Some of these companies have more power over our daily lives than our national governments – yet their leaders are unelected, unaccountable and impossible to unseat. So it’s worth digging a bit deeper into the lives of the people who are running the most influential technology companies in the world.

Do the CEOs in Silicon Valley and beyond aspire, as they endlessly claim, to “change the world” for the better? Or are they a dangerous breed of self-interested sociopath who should be closely watched, lest they invade our privacy, snoop into our emails and try to turn a quick buck on our private information? The more you examine these powerful young men and the way their companies operate, the more troubling the answers seem, as you discover a world of vast political influence, hedonistic partying and shocking disregard for the rights and privacies we all hold dear.

This book explains what’s so unsettling about the current generation of technology firms in California (and their imitators elsewhere in the world), how Facebook and Twitter are subtly changing the way we communicate, altering the fabric of our language – all to serve us more carefully targeted advertising, and why the Googles, Facebooks and Twitters of the world need to be subjected to a renewed level of scrutiny by a newkind of legislature – one with the knowledge and resources to operate on a level playing field with the tech titans.

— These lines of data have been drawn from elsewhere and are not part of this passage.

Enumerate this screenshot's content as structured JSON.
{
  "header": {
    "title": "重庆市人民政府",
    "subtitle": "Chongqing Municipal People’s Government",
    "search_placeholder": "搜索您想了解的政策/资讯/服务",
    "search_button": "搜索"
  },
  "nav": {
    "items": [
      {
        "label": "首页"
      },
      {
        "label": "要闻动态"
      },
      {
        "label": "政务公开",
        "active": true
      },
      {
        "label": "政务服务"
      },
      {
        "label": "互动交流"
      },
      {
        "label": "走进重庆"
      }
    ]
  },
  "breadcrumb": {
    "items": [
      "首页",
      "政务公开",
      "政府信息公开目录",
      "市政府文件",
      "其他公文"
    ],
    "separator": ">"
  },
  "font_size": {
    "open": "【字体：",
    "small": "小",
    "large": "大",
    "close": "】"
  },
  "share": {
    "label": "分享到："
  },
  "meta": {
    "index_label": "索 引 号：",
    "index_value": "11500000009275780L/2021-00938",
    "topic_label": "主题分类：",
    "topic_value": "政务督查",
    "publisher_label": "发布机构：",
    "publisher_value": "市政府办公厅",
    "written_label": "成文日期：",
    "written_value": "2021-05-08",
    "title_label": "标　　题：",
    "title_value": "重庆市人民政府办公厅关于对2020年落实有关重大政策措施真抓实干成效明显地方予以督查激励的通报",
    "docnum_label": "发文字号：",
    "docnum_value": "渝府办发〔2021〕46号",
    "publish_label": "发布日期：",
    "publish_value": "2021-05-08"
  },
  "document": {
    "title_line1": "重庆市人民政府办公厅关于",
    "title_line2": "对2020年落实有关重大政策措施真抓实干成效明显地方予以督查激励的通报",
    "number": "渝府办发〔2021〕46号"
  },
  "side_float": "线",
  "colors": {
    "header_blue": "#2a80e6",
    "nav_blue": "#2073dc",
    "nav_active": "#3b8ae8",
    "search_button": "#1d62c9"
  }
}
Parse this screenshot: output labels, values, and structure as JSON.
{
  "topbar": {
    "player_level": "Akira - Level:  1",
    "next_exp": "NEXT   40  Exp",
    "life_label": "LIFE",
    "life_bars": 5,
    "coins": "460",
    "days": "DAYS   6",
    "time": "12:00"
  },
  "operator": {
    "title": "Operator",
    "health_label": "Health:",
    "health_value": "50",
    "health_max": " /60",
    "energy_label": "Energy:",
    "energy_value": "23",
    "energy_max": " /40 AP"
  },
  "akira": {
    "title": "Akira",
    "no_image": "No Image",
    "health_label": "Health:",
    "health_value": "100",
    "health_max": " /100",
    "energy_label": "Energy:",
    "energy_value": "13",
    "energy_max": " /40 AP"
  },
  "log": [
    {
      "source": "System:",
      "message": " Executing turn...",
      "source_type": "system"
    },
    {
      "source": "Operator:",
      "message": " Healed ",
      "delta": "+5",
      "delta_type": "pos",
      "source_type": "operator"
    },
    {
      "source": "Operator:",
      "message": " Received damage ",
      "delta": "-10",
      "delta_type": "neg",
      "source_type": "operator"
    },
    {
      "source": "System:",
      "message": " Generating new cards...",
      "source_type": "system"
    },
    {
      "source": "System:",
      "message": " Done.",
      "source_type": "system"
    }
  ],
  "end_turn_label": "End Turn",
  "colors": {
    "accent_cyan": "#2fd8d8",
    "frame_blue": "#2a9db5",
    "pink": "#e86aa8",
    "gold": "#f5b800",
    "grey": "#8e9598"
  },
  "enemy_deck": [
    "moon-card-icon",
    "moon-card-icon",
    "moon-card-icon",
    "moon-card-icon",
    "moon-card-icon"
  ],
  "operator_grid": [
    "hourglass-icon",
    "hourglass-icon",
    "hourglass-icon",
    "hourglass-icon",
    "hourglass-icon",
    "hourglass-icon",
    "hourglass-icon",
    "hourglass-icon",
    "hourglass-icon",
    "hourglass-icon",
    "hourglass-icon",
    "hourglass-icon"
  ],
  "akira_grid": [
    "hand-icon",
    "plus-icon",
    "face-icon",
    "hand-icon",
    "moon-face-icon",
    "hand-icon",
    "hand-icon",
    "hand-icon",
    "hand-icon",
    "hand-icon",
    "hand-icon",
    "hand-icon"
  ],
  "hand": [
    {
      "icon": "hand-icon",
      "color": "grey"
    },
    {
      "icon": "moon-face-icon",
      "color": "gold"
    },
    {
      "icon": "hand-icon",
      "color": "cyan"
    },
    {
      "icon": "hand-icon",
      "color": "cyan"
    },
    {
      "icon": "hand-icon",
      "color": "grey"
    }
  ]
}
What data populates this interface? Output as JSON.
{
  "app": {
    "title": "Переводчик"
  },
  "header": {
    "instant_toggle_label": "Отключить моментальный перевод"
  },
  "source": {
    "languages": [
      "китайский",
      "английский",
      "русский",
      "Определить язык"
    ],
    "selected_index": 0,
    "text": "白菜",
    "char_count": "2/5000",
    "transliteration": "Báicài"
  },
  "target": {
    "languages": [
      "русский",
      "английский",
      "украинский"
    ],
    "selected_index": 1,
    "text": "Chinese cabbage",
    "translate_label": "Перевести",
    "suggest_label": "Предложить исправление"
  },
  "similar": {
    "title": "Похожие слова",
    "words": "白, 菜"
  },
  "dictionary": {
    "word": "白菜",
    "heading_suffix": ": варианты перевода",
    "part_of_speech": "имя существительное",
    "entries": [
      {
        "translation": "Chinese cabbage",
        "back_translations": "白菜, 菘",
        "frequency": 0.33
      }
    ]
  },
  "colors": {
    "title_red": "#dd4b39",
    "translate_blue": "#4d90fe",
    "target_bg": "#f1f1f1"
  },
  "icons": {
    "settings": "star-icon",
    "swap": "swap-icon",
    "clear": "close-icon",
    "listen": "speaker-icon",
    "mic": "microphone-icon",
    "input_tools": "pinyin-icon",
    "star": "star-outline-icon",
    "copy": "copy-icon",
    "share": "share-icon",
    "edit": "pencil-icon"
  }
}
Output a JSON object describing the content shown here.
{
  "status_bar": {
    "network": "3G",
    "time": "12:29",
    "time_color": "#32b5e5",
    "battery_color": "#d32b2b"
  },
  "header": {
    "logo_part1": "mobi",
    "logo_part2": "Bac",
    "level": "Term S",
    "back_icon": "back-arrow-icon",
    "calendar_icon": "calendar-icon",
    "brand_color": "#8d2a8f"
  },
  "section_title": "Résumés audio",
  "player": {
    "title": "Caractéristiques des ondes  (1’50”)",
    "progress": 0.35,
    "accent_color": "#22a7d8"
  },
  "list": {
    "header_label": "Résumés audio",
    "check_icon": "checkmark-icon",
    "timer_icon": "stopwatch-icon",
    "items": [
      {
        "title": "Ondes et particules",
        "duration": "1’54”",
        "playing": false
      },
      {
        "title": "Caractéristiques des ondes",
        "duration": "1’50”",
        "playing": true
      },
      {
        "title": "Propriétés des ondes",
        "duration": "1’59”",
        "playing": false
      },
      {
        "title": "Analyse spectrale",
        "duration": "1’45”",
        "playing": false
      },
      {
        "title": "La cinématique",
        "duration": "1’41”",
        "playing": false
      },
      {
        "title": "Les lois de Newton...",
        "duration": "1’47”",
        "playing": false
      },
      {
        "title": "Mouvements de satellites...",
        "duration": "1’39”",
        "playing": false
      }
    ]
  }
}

The result of dozens of interviews with key players in Silicon Valley and the author’s unusual level of access to the technology industry in the US and Europe, The Sociopaths of Silicon Valley throws sunlight on the wild parties, intergalactic egos, outrageous behaviour and questionable moral judgment of the most powerful men in the world – men who, until now, demanded transparency from their users but rarely of themselves – and paints a terrifying picture of what will happen if geeks really do inherit the earth.